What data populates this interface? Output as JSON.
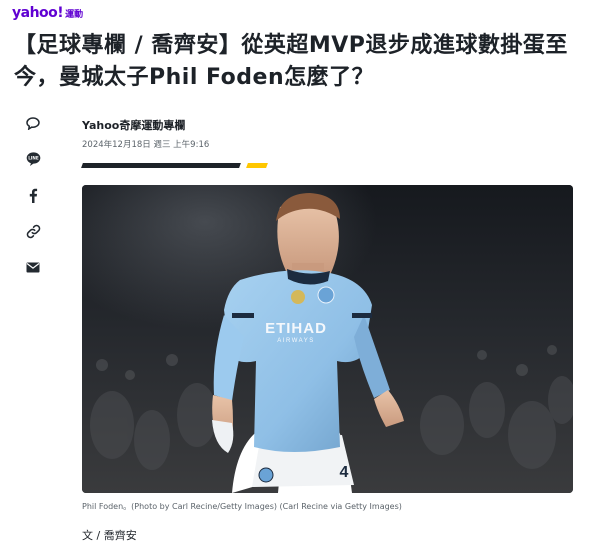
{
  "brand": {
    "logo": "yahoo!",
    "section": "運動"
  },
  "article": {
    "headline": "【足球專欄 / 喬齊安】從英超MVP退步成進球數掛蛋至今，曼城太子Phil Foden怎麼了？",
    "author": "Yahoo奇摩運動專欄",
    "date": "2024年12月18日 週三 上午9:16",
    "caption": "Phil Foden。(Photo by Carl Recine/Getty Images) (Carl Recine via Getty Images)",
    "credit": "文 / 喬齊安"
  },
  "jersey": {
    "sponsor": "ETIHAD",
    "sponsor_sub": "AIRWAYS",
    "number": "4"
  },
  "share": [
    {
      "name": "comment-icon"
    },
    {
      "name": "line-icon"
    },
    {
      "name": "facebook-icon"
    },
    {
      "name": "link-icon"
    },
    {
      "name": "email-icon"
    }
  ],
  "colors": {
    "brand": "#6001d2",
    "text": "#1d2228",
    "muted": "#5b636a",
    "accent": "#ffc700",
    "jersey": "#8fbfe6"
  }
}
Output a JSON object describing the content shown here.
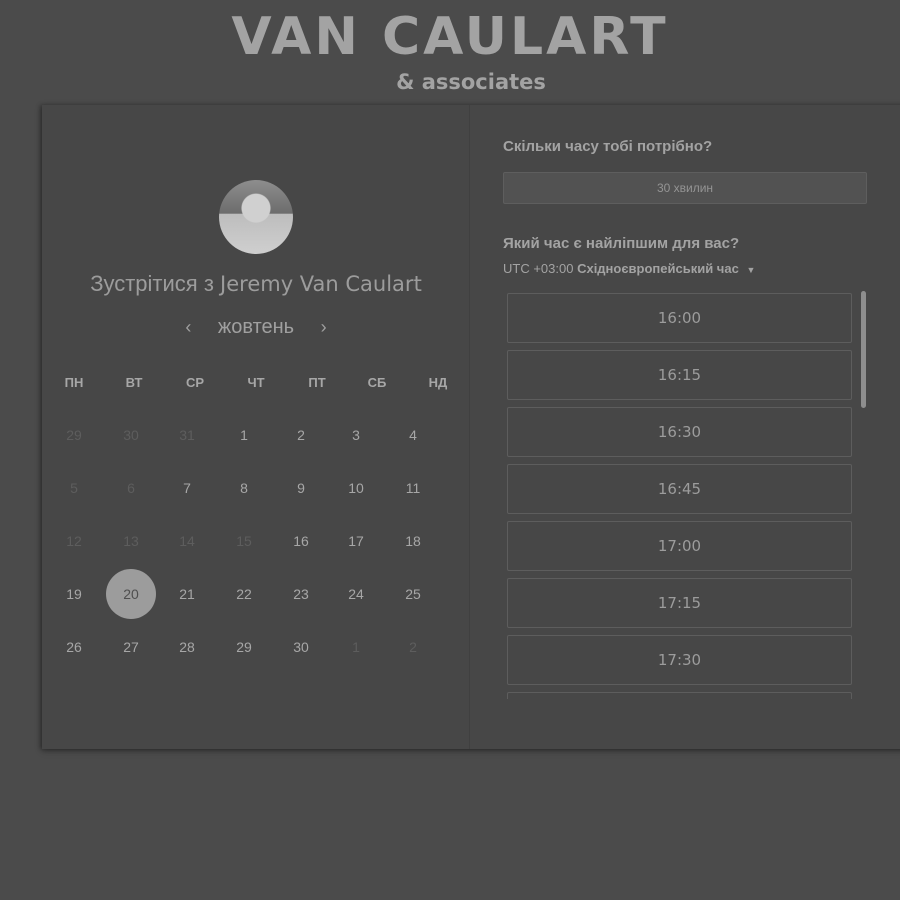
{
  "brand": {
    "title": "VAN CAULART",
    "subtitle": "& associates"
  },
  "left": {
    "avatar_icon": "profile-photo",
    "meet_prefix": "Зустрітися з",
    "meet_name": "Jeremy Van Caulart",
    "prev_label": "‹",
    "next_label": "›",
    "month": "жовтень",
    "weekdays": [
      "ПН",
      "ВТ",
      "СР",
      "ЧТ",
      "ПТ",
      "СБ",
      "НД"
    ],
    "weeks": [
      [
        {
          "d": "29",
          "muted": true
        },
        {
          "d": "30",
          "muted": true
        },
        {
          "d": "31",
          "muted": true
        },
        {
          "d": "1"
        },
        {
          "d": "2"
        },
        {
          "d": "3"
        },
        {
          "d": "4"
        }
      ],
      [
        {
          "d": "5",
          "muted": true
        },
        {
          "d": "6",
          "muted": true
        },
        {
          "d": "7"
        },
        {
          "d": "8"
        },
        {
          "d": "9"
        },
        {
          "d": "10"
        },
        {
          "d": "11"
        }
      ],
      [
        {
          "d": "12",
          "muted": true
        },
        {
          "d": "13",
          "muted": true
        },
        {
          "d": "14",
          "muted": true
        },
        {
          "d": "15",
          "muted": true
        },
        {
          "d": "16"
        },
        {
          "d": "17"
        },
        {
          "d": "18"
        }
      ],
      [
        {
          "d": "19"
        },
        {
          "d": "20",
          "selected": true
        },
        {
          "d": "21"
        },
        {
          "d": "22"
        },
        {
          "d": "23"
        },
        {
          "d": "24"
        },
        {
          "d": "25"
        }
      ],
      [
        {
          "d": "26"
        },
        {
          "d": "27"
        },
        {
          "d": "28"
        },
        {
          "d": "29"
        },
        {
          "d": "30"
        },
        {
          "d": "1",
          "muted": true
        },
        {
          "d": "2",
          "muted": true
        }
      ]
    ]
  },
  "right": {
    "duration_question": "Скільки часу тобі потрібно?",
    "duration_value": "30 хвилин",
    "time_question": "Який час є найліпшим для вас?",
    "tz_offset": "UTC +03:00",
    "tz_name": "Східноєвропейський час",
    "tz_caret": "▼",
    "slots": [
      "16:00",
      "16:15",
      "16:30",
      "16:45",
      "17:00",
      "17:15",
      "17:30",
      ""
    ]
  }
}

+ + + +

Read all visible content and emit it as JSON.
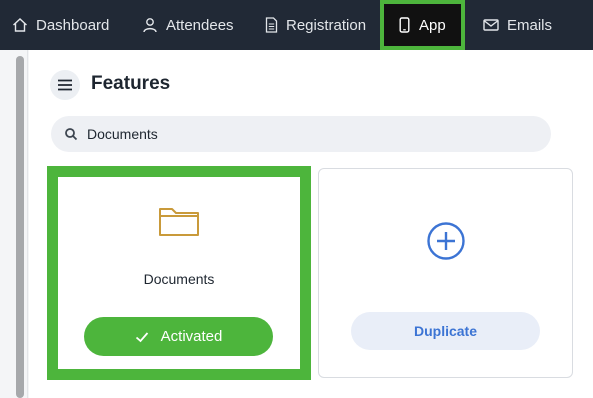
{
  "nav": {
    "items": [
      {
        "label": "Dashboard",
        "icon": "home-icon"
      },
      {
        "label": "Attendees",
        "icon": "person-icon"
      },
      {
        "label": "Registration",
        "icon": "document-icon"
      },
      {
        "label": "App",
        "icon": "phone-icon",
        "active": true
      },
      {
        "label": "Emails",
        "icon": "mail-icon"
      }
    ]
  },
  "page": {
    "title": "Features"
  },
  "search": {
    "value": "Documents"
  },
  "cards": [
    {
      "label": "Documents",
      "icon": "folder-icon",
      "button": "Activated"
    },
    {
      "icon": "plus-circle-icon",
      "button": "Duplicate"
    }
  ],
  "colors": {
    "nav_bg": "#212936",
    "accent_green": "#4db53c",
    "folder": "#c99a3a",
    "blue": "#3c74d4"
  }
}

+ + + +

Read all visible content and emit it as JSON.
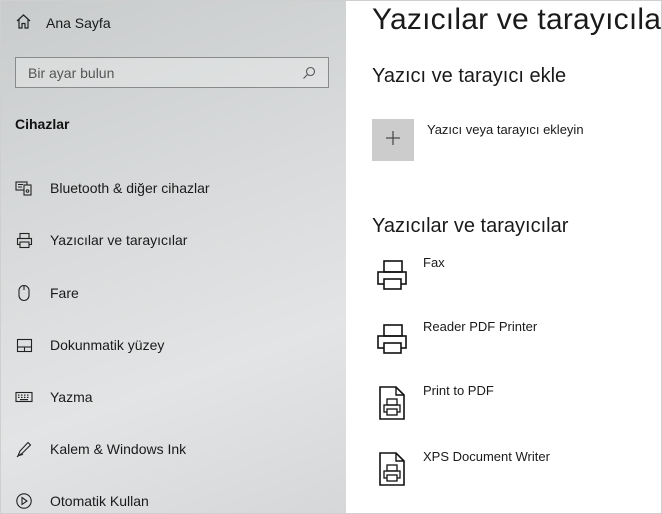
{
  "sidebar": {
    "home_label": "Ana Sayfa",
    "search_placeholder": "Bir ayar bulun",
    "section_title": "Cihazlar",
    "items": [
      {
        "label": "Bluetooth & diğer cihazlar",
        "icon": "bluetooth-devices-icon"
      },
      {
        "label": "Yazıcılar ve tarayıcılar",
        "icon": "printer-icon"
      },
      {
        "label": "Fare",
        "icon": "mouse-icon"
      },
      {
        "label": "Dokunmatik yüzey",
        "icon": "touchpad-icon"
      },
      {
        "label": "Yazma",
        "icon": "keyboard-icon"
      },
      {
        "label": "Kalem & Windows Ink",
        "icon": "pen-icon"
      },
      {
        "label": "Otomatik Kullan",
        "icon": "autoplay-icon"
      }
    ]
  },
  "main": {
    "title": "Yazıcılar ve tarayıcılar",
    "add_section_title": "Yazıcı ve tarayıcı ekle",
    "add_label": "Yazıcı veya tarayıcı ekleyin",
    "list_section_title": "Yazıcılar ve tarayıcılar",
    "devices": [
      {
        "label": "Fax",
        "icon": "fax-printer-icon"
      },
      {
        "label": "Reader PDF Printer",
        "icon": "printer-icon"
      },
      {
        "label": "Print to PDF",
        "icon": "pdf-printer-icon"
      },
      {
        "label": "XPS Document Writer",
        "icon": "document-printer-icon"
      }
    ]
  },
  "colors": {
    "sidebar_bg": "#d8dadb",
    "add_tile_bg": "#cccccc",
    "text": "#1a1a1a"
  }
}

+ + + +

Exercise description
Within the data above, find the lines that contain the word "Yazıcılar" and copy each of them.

Exercise answer
        "label": "Yazıcılar ve tarayıcılar",
    "title": "Yazıcılar ve tarayıcılar",
    "list_section_title": "Yazıcılar ve tarayıcılar",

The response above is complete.